What we’re thinking about: The US is home to over 4,700 FDIC-insured banks. It’s not far off from the EU, which has 5,171, but stop and consider that the EU consists of 27 countries. The UK currently has 365 banks, and Canada has 83.
Why does the US have so many banks, and is this staggering number a good or bad thing?
A brief history lesson: Two schools of thought emerged when the US was founded regarding the construction of its banking system.
- Alexander Hamilton called for one dominant national bank while Thomas Jefferson advocated for a decentralized, state-centered system. At the onset, national banks became the norm.
- Over time, people began to question if they could trust such enormous entities—consumers feared bigger banks would take advantage of certain customers, like farmers and small businesses. To protect their communities, many states passed legislation requiring banks to operate out of only one building—thus creating community banks.
- The new law led to the existence of over 30,000 banks in the US during the 1920s. But liquidity pressures often led to their collapse, and communities would lose everything. To make matters worse, the failure of one bank often sparked contagion to other community banks.
- The community banking system regained some stability in 1934 when the FDIC introduced deposit insurance up to $2,500 for all deposits at all banks. Community banks were better able to compete with larger banks because they were perceived as safe.
Over time, the state-focused legislation was peeled back, and the number of banks in the US dropped. But many community banks still thrive today.
Why are community banks good? Proponents of community banks argue that they’re vital to the areas they serve, and that their existence promotes competition within the US financial system.
- They know the community: Smaller banks tend to know the communities they serve very well. They provide better customized and personalized products and services than federal banks with no ties to small communities.
- Competition breeds benefits: Standing out in the crowd requires banks to be more innovative and to create new offerings that consumers find valuable and can’t get elsewhere. It also creates efficiency and lowers costs—banks that are inefficient and experience high costs are crowded out of the market. It also leads to lower-cost options for consumers, as high-cost providers will also be crowded out.
Can community banks be a bad thing? Their strength is also their weakness. Though they provide value in very specific ways, sometimes their specificity can lead to broader issues. Other risks also accompany community banks.

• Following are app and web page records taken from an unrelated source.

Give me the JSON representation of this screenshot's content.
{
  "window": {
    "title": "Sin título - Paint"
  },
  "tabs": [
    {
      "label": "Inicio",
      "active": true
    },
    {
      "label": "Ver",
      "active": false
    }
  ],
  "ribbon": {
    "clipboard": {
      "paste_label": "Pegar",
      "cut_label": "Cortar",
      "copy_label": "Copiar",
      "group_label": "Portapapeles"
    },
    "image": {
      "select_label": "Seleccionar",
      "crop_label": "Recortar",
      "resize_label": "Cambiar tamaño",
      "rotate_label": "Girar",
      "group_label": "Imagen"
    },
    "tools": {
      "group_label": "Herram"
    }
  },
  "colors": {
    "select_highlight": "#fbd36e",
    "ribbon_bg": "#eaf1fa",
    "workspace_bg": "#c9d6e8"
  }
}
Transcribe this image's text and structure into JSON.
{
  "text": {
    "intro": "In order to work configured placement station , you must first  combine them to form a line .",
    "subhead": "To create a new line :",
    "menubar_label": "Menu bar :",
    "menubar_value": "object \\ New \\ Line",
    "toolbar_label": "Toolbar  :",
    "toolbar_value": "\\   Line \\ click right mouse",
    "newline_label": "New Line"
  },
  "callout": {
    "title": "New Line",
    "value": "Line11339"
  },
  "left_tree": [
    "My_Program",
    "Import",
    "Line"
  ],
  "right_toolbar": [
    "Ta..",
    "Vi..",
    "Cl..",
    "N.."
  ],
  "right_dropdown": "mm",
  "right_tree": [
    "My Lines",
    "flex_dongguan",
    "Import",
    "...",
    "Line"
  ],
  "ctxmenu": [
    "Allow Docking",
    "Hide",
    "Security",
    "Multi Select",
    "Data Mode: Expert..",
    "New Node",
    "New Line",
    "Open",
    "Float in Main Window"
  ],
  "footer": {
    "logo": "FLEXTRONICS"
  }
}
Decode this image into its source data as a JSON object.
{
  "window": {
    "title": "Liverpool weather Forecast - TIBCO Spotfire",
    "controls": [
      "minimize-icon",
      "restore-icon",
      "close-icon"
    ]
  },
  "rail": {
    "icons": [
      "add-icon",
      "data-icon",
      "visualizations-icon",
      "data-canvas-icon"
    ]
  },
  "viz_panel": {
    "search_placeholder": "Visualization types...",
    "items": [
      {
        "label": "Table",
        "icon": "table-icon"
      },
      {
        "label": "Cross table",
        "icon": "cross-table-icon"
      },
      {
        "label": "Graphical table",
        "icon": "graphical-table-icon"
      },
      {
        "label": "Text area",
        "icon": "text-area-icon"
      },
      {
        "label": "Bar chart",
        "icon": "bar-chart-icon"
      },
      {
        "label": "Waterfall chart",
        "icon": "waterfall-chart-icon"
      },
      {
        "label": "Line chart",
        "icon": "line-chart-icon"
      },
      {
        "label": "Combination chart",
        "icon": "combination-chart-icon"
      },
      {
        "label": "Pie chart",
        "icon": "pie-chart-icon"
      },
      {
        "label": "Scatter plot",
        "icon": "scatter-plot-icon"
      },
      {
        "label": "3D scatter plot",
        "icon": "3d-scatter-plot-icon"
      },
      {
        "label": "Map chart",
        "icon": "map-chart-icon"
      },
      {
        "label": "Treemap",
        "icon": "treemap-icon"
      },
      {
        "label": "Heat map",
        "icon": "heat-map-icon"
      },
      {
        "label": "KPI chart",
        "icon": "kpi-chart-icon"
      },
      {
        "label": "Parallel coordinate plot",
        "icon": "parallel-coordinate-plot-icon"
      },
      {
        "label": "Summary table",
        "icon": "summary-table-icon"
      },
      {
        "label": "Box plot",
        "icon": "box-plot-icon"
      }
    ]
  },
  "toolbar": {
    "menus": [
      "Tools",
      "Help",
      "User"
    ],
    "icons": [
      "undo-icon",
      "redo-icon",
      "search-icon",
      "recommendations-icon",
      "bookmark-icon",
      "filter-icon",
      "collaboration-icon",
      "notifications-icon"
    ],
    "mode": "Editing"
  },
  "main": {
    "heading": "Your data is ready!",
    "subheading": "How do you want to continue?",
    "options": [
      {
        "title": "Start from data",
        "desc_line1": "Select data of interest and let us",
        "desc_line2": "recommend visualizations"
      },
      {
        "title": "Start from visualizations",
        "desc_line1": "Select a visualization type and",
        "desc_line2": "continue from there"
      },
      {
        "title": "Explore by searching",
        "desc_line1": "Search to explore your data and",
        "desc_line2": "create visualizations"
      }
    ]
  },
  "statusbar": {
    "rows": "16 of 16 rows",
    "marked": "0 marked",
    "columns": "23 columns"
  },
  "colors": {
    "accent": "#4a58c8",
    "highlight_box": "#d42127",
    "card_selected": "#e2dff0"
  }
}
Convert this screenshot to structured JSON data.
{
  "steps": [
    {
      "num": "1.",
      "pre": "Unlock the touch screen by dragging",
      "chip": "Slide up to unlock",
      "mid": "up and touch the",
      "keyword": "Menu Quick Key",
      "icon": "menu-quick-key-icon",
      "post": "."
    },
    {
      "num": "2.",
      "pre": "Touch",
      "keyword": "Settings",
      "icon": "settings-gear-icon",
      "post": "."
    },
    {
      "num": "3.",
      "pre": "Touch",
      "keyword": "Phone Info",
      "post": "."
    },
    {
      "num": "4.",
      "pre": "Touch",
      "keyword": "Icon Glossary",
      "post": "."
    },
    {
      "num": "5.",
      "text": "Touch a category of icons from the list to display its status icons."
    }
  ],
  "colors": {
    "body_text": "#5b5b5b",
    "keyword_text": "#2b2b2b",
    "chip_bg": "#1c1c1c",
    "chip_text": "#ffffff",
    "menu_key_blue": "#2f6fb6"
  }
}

- Because they make it easier for a variety of consumers to obtain credit, they hold a lot of loans. But this can lead to issues like those that caused the subprime mortgage crisis in 2008. Now all eyes are on community banks’ concentration in commercial real estate loans.
- Their smaller size also makes them more vulnerable to shocks in the financial system. They’re typically less liquid and aren’t usually as well-capitalized as major banks.
- And when shocks do occur, it’s very easy for contagion to run through the community banking system, as we’re seeing with the domino effects of four regional banks collapsing and others struggling to stay afloat.
The big takeaway: Though researchers have tried to determine if a concentrated or a competitive banking system yields better results for the economy, they haven’t been able to make a solid case for either side.
- One study showed that regulations promoting competition within the banking system resulted in less instability within the system.
- But the same study showed that concentrated banking systems have better-diversified banks, which may provide a link between concentration and financial system stability.
Several different factors are contributing to the current instability of the US banking system, and it's hard to tell if these same factors would have the same effect on a more-concentrated financial system. But as more community banks face trouble, it’s likely we’ll see intense scrutiny of these smaller institutions, more regulation aimed at them, and potentially a massive outflow of deposits into larger banks.